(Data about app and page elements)
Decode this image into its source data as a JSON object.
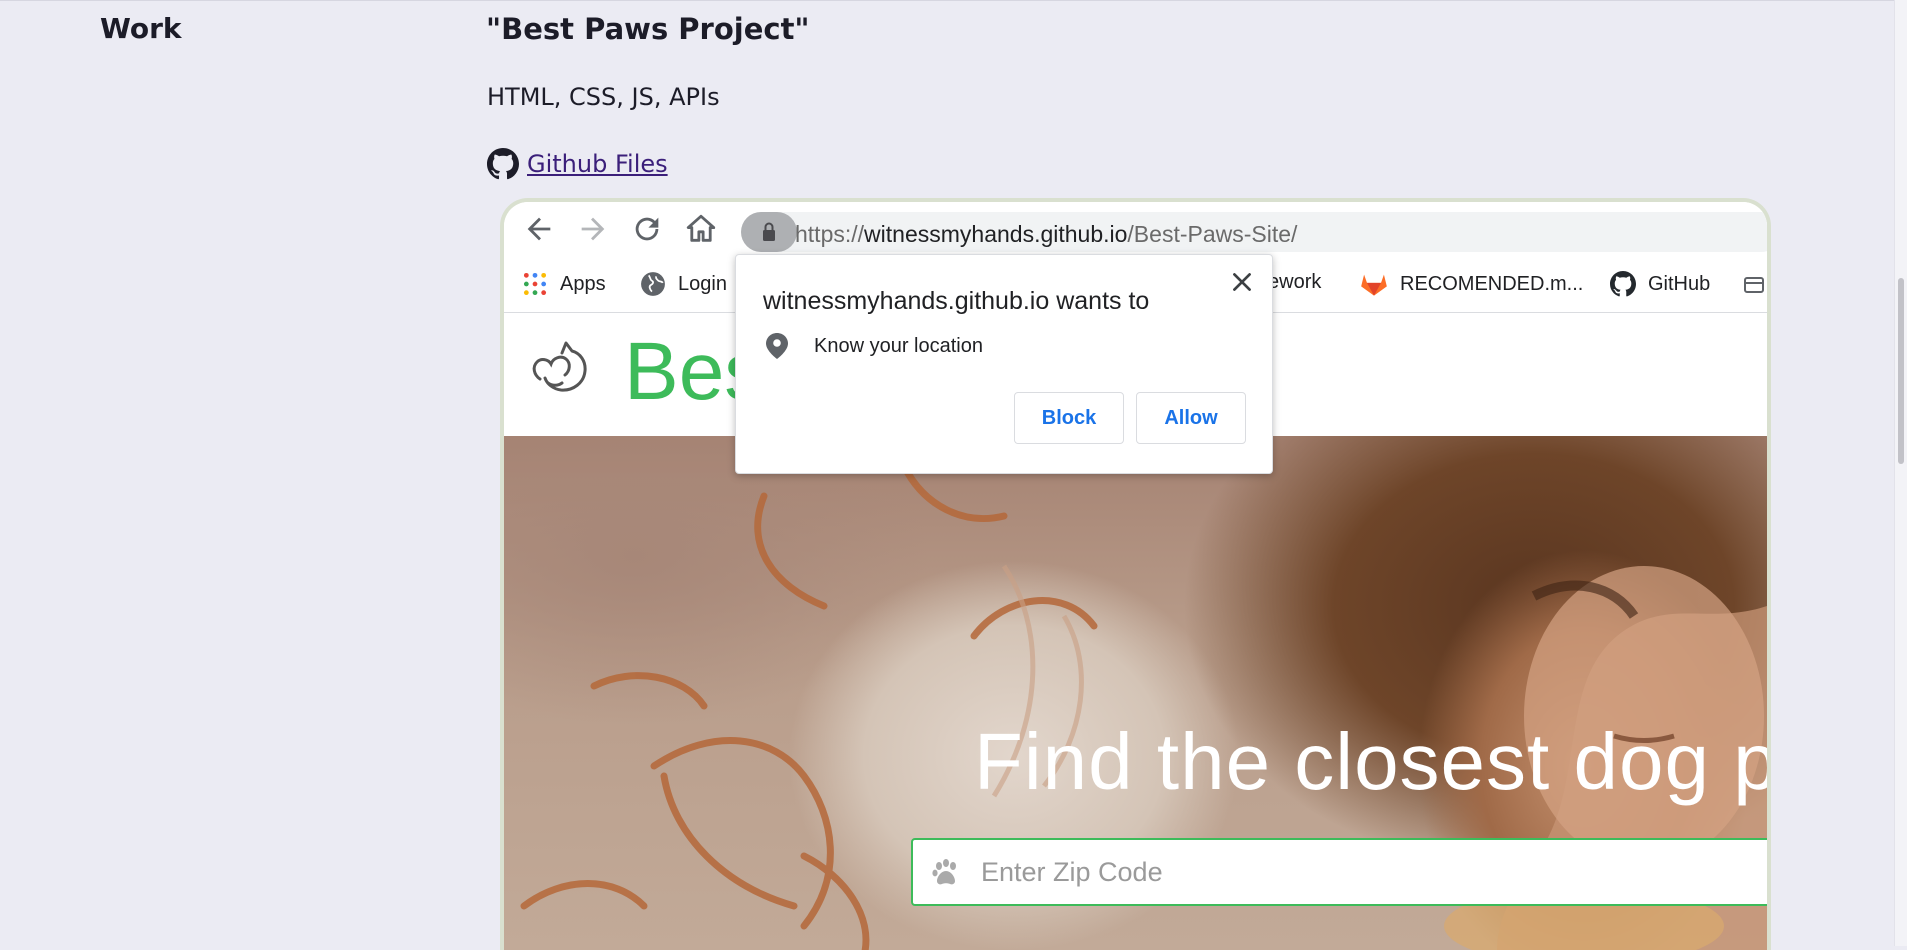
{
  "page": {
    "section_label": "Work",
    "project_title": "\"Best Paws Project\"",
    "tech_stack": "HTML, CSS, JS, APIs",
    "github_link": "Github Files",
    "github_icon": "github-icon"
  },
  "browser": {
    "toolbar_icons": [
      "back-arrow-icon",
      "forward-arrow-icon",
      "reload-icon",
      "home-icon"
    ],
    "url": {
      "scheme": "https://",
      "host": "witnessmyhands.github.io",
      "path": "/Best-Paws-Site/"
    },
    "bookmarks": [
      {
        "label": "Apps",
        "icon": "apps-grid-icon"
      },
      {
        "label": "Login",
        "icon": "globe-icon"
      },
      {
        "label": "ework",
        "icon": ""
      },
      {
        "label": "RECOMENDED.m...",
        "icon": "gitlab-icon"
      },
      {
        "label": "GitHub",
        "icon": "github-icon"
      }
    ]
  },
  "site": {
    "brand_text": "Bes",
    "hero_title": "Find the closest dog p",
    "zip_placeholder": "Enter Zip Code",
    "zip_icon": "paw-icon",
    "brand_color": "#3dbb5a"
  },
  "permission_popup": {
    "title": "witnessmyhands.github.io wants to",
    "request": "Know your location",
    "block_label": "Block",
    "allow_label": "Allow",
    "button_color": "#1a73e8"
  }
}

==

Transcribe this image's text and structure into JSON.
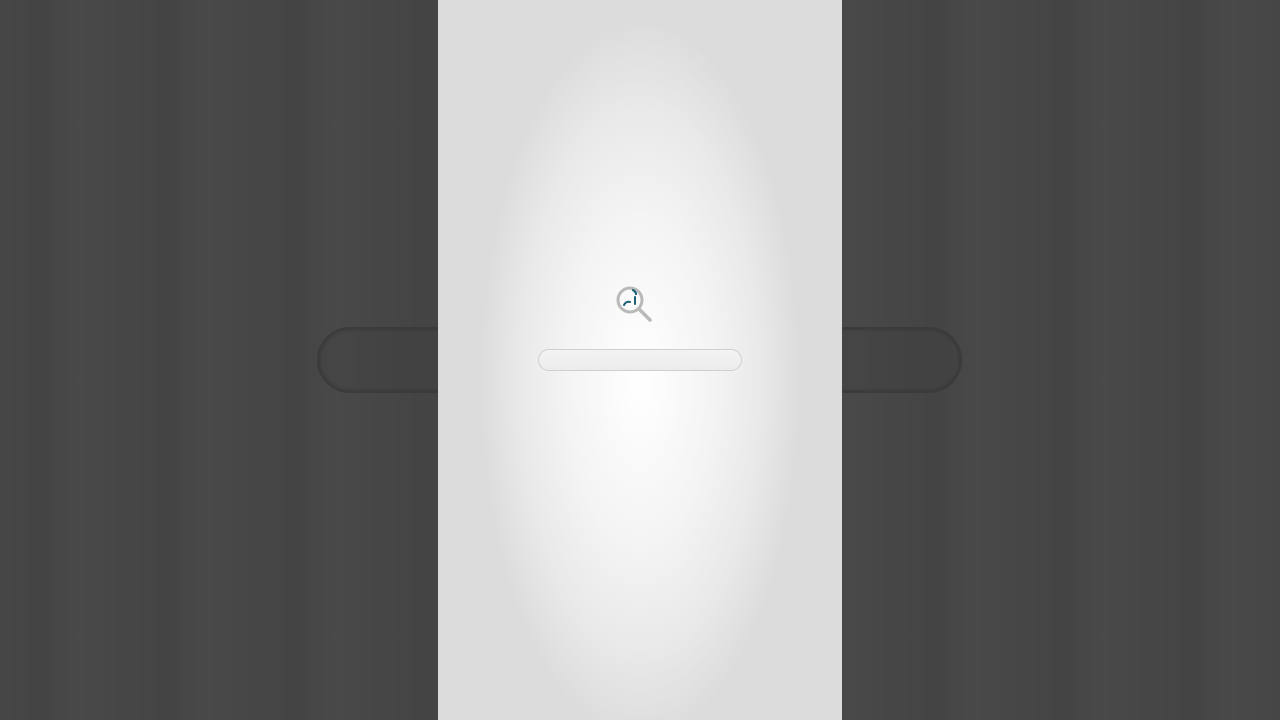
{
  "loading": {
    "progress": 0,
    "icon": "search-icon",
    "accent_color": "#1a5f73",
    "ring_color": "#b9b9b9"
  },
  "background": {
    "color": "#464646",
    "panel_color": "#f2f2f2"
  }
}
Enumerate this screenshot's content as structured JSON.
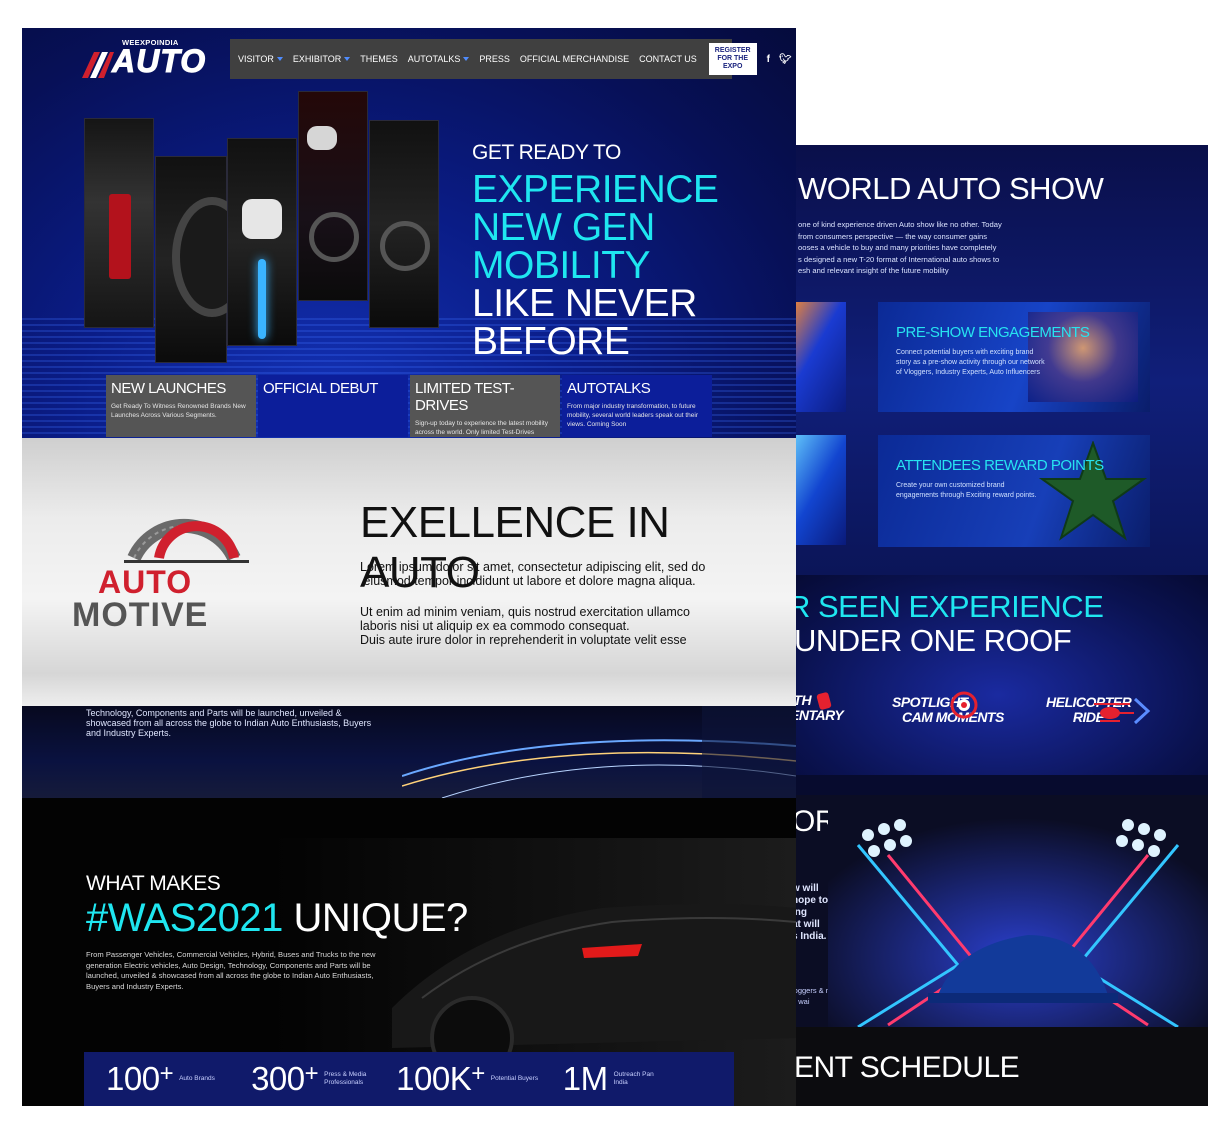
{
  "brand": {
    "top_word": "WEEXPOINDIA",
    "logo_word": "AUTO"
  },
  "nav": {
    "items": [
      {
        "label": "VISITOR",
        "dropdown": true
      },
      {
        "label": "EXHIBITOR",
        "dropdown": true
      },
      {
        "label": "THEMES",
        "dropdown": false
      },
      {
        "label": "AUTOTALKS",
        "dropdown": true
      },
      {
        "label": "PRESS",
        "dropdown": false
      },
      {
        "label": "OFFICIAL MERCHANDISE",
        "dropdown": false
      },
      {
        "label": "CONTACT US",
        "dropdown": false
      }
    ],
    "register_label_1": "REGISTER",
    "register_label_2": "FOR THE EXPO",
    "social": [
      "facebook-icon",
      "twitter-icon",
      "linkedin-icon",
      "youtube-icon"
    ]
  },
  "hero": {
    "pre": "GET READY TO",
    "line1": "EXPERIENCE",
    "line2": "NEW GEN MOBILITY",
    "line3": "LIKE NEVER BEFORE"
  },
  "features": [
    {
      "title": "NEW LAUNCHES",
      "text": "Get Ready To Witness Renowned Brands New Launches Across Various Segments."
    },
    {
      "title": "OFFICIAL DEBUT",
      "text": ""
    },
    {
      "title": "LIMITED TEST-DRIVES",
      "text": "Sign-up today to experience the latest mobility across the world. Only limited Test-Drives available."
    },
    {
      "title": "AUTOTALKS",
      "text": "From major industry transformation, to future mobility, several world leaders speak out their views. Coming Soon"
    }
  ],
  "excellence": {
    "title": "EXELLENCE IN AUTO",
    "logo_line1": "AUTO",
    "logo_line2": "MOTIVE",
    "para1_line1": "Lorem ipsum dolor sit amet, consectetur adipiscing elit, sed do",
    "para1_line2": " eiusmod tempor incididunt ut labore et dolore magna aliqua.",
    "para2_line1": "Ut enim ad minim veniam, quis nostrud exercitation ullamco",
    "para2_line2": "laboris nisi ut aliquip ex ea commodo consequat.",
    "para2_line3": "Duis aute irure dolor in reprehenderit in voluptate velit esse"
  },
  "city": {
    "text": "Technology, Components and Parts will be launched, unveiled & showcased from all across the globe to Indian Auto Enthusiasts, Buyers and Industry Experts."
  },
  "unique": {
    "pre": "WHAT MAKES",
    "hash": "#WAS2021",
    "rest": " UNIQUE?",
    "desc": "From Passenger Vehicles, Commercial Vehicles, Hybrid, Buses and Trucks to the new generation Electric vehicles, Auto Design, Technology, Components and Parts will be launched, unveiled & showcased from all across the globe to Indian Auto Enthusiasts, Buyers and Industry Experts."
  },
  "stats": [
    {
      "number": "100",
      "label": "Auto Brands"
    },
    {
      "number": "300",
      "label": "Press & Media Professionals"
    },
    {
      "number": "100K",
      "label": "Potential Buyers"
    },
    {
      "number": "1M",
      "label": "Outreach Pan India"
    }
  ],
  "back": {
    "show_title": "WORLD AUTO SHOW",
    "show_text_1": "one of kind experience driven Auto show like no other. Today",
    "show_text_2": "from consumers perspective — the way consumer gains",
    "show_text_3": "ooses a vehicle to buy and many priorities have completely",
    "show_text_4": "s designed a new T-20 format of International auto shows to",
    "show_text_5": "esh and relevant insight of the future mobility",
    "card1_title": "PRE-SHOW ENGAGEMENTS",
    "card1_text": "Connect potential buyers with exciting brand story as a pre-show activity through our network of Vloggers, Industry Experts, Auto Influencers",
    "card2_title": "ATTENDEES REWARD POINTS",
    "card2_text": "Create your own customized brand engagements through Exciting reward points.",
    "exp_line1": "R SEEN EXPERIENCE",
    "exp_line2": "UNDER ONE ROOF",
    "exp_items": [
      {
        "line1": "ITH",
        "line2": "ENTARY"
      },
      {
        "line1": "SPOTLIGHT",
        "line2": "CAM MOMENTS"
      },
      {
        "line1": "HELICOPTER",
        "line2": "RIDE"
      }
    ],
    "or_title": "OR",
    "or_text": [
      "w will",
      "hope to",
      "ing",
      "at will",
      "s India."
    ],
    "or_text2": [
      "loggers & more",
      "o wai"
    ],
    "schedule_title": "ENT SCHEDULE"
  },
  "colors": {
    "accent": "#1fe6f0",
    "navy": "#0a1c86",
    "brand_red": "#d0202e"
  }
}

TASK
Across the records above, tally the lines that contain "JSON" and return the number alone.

TASK SOLUTION
3